## Exercise directions
Go over the records and copy every line with the string "text".

## Dataset entries
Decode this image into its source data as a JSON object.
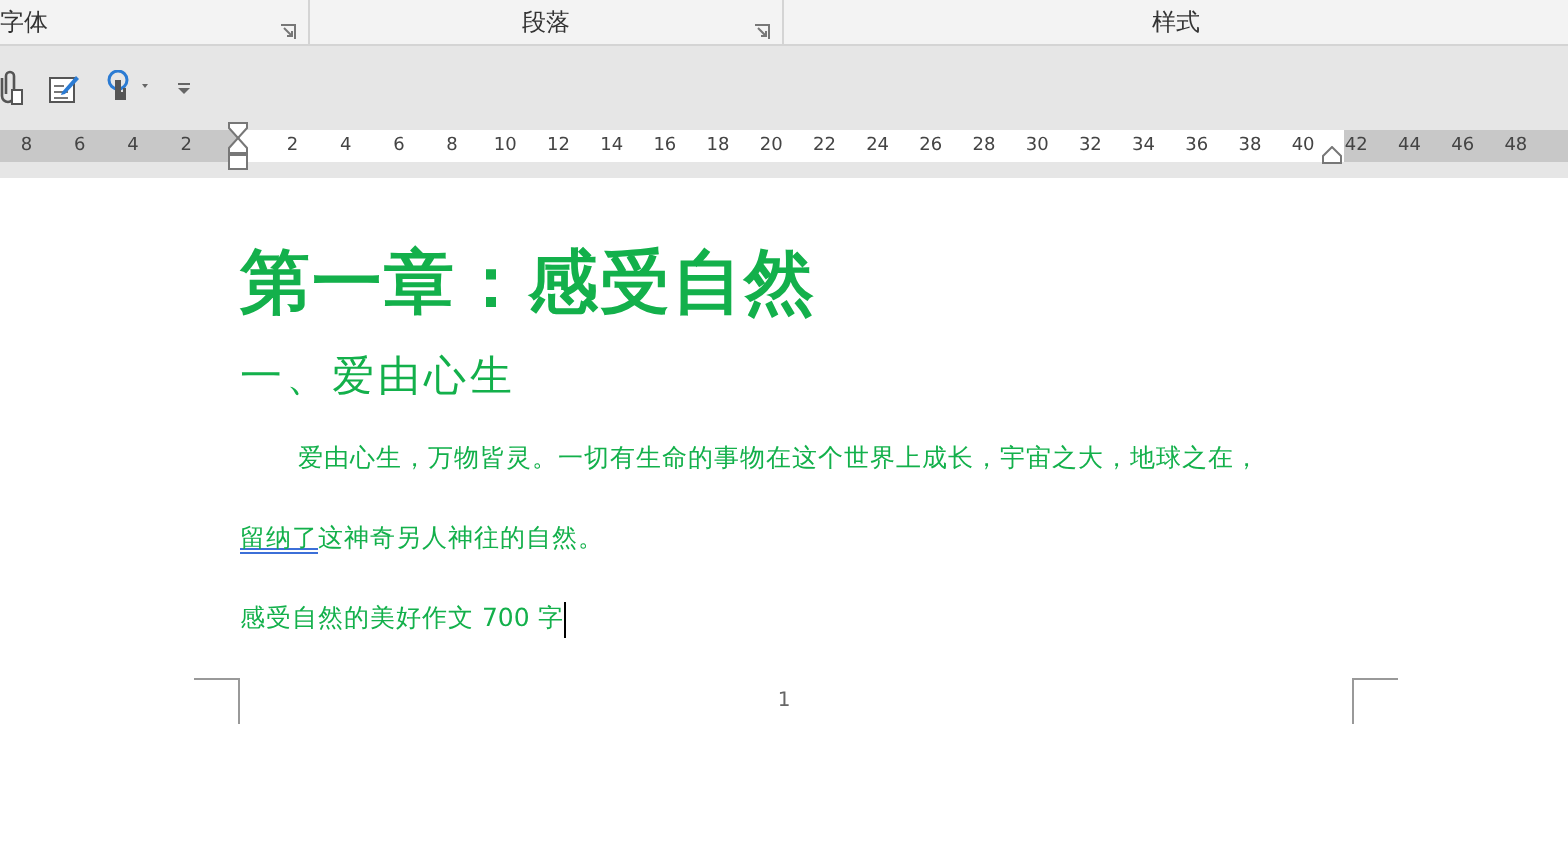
{
  "ribbon_groups": [
    {
      "label": "字体",
      "launcher": true
    },
    {
      "label": "段落",
      "launcher": true
    },
    {
      "label": "样式",
      "launcher": false
    }
  ],
  "quick_access": [
    {
      "kind": "attach"
    },
    {
      "kind": "edit"
    },
    {
      "kind": "touch"
    },
    {
      "kind": "customize"
    }
  ],
  "ruler": {
    "left_ticks": [
      "8",
      "6",
      "4",
      "2"
    ],
    "ticks": [
      "2",
      "4",
      "6",
      "8",
      "10",
      "12",
      "14",
      "16",
      "18",
      "20",
      "22",
      "24",
      "26",
      "28",
      "30",
      "32",
      "34",
      "36",
      "38",
      "40"
    ],
    "right_ticks": [
      "42",
      "44",
      "46",
      "48"
    ]
  },
  "document": {
    "blocks": [
      {
        "kind": "heading1",
        "text": "第一章：感受自然"
      },
      {
        "kind": "heading2",
        "text": "一、爱由心生"
      },
      {
        "kind": "indented",
        "segments": [
          {
            "text": "爱由心生，万物皆灵。一切有生命的事物在这个世界上成长，宇宙之大，地球之在，",
            "spelling_error": false
          }
        ]
      },
      {
        "kind": "plain",
        "segments": [
          {
            "text": "留纳了",
            "spelling_error": true
          },
          {
            "text": "这神奇另人神往的自然。",
            "spelling_error": false
          }
        ]
      },
      {
        "kind": "plain",
        "cursor": true,
        "segments": [
          {
            "text": "感受自然的美好作文 700 字",
            "spelling_error": false
          }
        ]
      }
    ],
    "page_number": "1"
  }
}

## Answer section
        "text": "第一章：感受自然"
        "text": "一、爱由心生"
            "text": "爱由心生，万物皆灵。一切有生命的事物在这个世界上成长，宇宙之大，地球之在，",
            "text": "留纳了",
            "text": "这神奇另人神往的自然。",
            "text": "感受自然的美好作文 700 字",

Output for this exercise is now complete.